The Fringe has its Big Four and once upon a time so did Rugby League – Wigan, St Helens, Leeds… and Bradford Bulls. Between them, they won every Grand Final in the Super League era, until, in the early part of the last decade, one went dramatically off the rails, collapsed in financial chaos and had to restart from the bottom up. In Scottish terms, think Rangers, only a Rangers that didn’t make it back up the tree and instead ended up ground-sharing with Dumbarton. “If this was a football club or a basketball team in America, they’d be making a film about it,” we are told. But this is Bradford and it’s a rugby league team so it’s down to writer-performer Jake Thompson to tell the sorry tale in this heartfelt one-man show, which conveys how entwined a club’s sporting success can become with the mental wellbeing of its fans.
We start with pinnacle Bulls – the night they become World Champions. Our young protagonist has hit a peak too – he’s working hard, earning well and with a girlfriend he’s finally convinced to come to the match, on this, the night to beat all nights. From here, we will soon learn, the only way is down. As the club’s fortunes unravel, so do this young man’s. Are we to suppose this is coincidence, or, as the lad himself thinks, is there something else going on?

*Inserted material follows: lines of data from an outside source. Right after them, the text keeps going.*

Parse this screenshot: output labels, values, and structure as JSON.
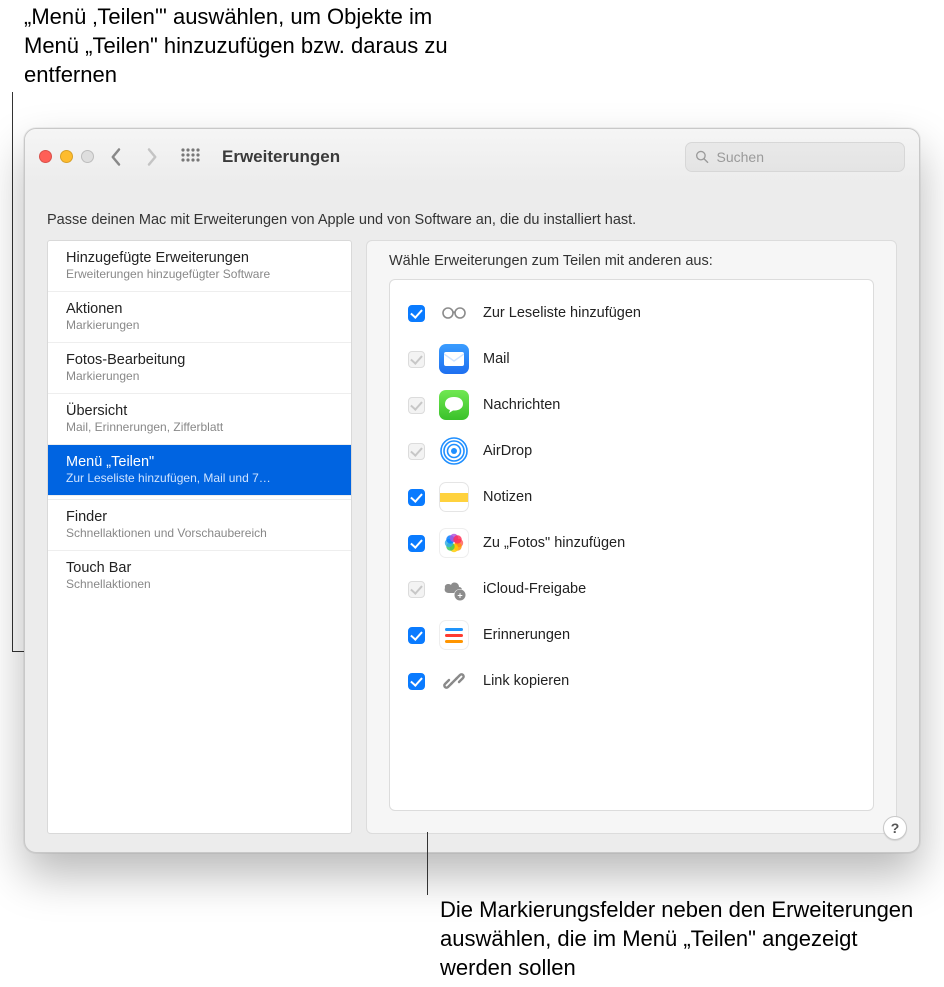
{
  "callouts": {
    "top": "„Menü ‚Teilen'\" auswählen, um Objekte im Menü „Teilen\" hinzuzufügen bzw. daraus zu entfernen",
    "bottom": "Die Markierungsfelder neben den Erweiterungen auswählen, die im Menü „Teilen\" angezeigt werden sollen"
  },
  "window": {
    "title": "Erweiterungen",
    "search_placeholder": "Suchen",
    "description": "Passe deinen Mac mit Erweiterungen von Apple und von Software an, die du installiert hast."
  },
  "sidebar": {
    "items": [
      {
        "label": "Hinzugefügte Erweiterungen",
        "sub": "Erweiterungen hinzugefügter Software",
        "selected": false
      },
      {
        "label": "Aktionen",
        "sub": "Markierungen",
        "selected": false
      },
      {
        "label": "Fotos-Bearbeitung",
        "sub": "Markierungen",
        "selected": false
      },
      {
        "label": "Übersicht",
        "sub": "Mail, Erinnerungen, Zifferblatt",
        "selected": false
      },
      {
        "label": "Menü „Teilen\"",
        "sub": "Zur Leseliste hinzufügen, Mail und 7…",
        "selected": true
      },
      {
        "label": "Finder",
        "sub": "Schnellaktionen und Vorschaubereich",
        "selected": false
      },
      {
        "label": "Touch Bar",
        "sub": "Schnellaktionen",
        "selected": false
      }
    ]
  },
  "detail": {
    "heading": "Wähle Erweiterungen zum Teilen mit anderen aus:",
    "items": [
      {
        "label": "Zur Leseliste hinzufügen",
        "state": "on",
        "icon": "glasses"
      },
      {
        "label": "Mail",
        "state": "dis",
        "icon": "mail"
      },
      {
        "label": "Nachrichten",
        "state": "dis",
        "icon": "messages"
      },
      {
        "label": "AirDrop",
        "state": "dis",
        "icon": "airdrop"
      },
      {
        "label": "Notizen",
        "state": "on",
        "icon": "notes"
      },
      {
        "label": "Zu „Fotos\" hinzufügen",
        "state": "on",
        "icon": "photos"
      },
      {
        "label": "iCloud-Freigabe",
        "state": "dis",
        "icon": "icloud"
      },
      {
        "label": "Erinnerungen",
        "state": "on",
        "icon": "reminders"
      },
      {
        "label": "Link kopieren",
        "state": "on",
        "icon": "link"
      }
    ]
  },
  "help_label": "?"
}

The premise is well-chosen. A good salary (in this case, as a TomTom salesman, giving a nice nostalgia impact), a pretty girl and a sports club that roots you to a place – these are the things a happy life can be built around for many a kid. Start pulling the rug out from any one of them and things can get messy quick. It’s also observationally true to its setting. Our boy’s dad complaining about “one of them” (restaurateur Omar Khan) taking over the club might not be the most original line, but it’s absolutely what would happen. As is berating your dad for his racism, but then unselfconsciously using the word ‘spazz’ to describe a mate. Bradford is not known for linguistic delicacy.

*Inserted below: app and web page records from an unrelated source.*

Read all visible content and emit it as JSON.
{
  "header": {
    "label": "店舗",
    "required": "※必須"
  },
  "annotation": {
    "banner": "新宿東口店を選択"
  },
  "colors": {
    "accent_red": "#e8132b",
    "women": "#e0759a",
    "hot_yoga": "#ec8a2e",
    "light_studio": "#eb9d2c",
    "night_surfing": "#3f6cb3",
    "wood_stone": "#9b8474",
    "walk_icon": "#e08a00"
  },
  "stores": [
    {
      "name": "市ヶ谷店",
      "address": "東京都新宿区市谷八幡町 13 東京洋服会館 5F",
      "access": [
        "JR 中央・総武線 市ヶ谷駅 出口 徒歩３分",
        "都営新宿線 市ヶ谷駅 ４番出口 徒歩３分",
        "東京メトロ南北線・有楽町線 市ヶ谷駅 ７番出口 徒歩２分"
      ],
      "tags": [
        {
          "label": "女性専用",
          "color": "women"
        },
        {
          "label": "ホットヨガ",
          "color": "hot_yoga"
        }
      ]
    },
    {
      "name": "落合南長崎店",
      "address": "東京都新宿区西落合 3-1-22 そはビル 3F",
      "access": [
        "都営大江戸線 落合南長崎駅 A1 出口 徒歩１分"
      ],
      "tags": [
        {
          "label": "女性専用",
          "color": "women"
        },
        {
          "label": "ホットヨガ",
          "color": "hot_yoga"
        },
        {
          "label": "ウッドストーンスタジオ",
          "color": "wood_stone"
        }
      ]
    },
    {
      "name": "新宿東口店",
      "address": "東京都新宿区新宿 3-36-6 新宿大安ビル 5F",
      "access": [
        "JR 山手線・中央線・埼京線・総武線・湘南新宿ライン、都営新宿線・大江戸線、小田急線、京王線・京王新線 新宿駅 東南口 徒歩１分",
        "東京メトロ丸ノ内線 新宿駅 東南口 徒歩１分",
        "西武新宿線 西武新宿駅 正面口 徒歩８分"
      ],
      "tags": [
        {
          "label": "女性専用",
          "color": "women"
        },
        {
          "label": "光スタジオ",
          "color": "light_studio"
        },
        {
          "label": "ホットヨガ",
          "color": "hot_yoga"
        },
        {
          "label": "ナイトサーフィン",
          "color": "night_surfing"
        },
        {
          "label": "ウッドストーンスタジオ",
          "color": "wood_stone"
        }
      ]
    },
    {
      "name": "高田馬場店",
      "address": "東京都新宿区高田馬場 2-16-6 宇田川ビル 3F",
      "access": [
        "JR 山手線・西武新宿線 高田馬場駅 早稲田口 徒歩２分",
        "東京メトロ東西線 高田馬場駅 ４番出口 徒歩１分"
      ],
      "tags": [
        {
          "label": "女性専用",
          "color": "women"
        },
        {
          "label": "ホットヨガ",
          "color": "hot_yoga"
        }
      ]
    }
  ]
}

The nature of our hero’s mental health difficulties turns out to be quite specific and Thompson is at pains to spell out exactly what is happening, even when it might be better to let us join the dots ourselves. In making it that specific, it also comes across as an awareness-raising, even educational piece about a particular mental health diagnosis. It is a shame to limit its scope in this way. His is a life often lived in the provincial towns and cities of Britain, yet it’s a way of life people remain incurious to. A broader, less targeted piece about the links between a club’s fortunes and its fans’ inner lives could actually have hit harder.
The true-to-lifeness of many scenes is what really sticks. There’s a sweet infatuation sequence, Thompson gawping gormlessly with his eyes on stalks at the girl who’s caught his fancy. The segments where he mimes along to commentary do well to capture the rollercoaster of terrace emotions. And I myself was downing Jägermeisters in a Bradford nightclub the night the Bulls won the World Club Challenge, so the scene with that spot-on piece of period accuracy gave a Proustian rush I was unprepared for.

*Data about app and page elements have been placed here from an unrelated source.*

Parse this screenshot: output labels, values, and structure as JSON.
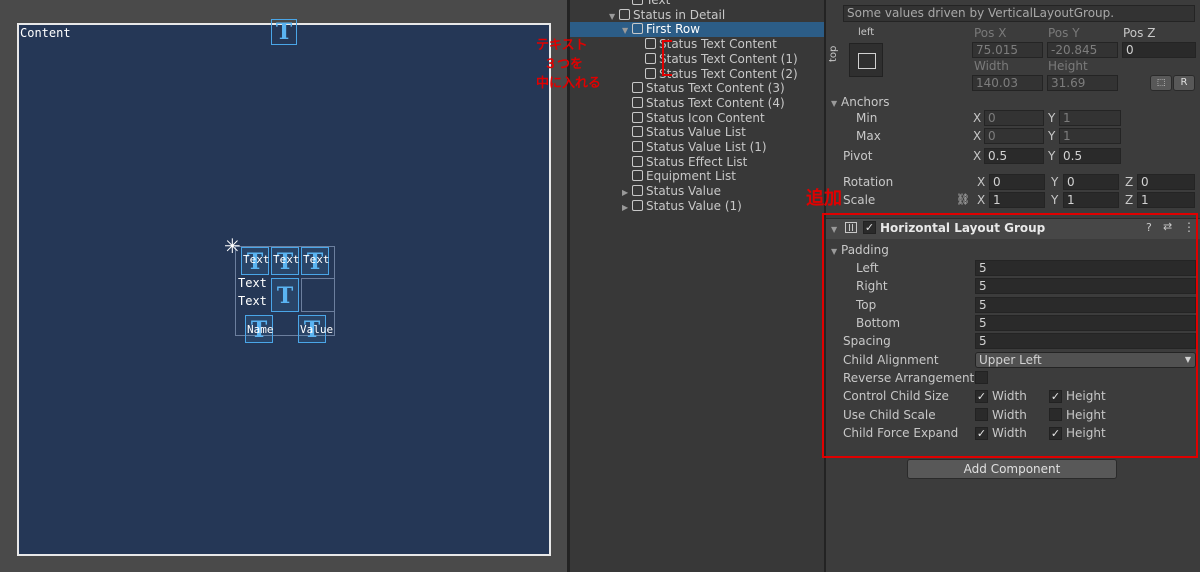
{
  "scene": {
    "content_label": "Content",
    "row_texts": [
      "Text",
      "Text",
      "Text"
    ],
    "left_texts": [
      "Text",
      "Text"
    ],
    "value_texts": [
      "Name",
      "Value"
    ]
  },
  "hierarchy": {
    "items": [
      {
        "label": "Text",
        "indent": 5,
        "selected": false,
        "arrow": ""
      },
      {
        "label": "Status in Detail",
        "indent": 4,
        "selected": false,
        "arrow": "▼"
      },
      {
        "label": "First Row",
        "indent": 5,
        "selected": true,
        "arrow": "▼"
      },
      {
        "label": "Status Text Content",
        "indent": 6,
        "selected": false,
        "arrow": ""
      },
      {
        "label": "Status Text Content (1)",
        "indent": 6,
        "selected": false,
        "arrow": ""
      },
      {
        "label": "Status Text Content (2)",
        "indent": 6,
        "selected": false,
        "arrow": ""
      },
      {
        "label": "Status Text Content (3)",
        "indent": 5,
        "selected": false,
        "arrow": ""
      },
      {
        "label": "Status Text Content (4)",
        "indent": 5,
        "selected": false,
        "arrow": ""
      },
      {
        "label": "Status Icon Content",
        "indent": 5,
        "selected": false,
        "arrow": ""
      },
      {
        "label": "Status Value List",
        "indent": 5,
        "selected": false,
        "arrow": ""
      },
      {
        "label": "Status Value List (1)",
        "indent": 5,
        "selected": false,
        "arrow": ""
      },
      {
        "label": "Status Effect List",
        "indent": 5,
        "selected": false,
        "arrow": ""
      },
      {
        "label": "Equipment List",
        "indent": 5,
        "selected": false,
        "arrow": ""
      },
      {
        "label": "Status Value",
        "indent": 5,
        "selected": false,
        "arrow": "▶"
      },
      {
        "label": "Status Value (1)",
        "indent": 5,
        "selected": false,
        "arrow": "▶"
      }
    ],
    "annotation_lines": [
      "テキスト",
      "３つを",
      "中に入れる"
    ]
  },
  "inspector": {
    "driven_note": "Some values driven by VerticalLayoutGroup.",
    "anchor_preset": {
      "h": "left",
      "v": "top"
    },
    "pos_x_label": "Pos X",
    "pos_y_label": "Pos Y",
    "pos_z_label": "Pos Z",
    "pos_x": "75.015",
    "pos_y": "-20.845",
    "pos_z": "0",
    "width_label": "Width",
    "height_label": "Height",
    "width": "140.03",
    "height": "31.69",
    "r_button": "R",
    "anchors_label": "Anchors",
    "min_label": "Min",
    "max_label": "Max",
    "min_x": "0",
    "min_y": "1",
    "max_x": "0",
    "max_y": "1",
    "pivot_label": "Pivot",
    "pivot_x": "0.5",
    "pivot_y": "0.5",
    "rotation_label": "Rotation",
    "rot_x": "0",
    "rot_y": "0",
    "rot_z": "0",
    "scale_label": "Scale",
    "scale_x": "1",
    "scale_y": "1",
    "scale_z": "1",
    "axis": {
      "x": "X",
      "y": "Y",
      "z": "Z"
    },
    "added_annotation": "追加",
    "component": {
      "title": "Horizontal Layout Group",
      "padding_label": "Padding",
      "left_label": "Left",
      "left": "5",
      "right_label": "Right",
      "right": "5",
      "top_label": "Top",
      "top": "5",
      "bottom_label": "Bottom",
      "bottom": "5",
      "spacing_label": "Spacing",
      "spacing": "5",
      "child_alignment_label": "Child Alignment",
      "child_alignment": "Upper Left",
      "reverse_label": "Reverse Arrangement",
      "control_size_label": "Control Child Size",
      "use_scale_label": "Use Child Scale",
      "force_expand_label": "Child Force Expand",
      "width_opt": "Width",
      "height_opt": "Height",
      "check_mark": "✓"
    },
    "add_component": "Add Component"
  },
  "colors": {
    "selection": "#2c5d87",
    "annotation": "#e00000",
    "canvas": "#253756",
    "text_icon": "#5ab4f2"
  }
}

While the niche subject matter may narrow its audience, A Mighty Fall From Grace is a scoring debut for Thompson. Touchdown in the corner, just would have been nice to see him pop it over the sticks too.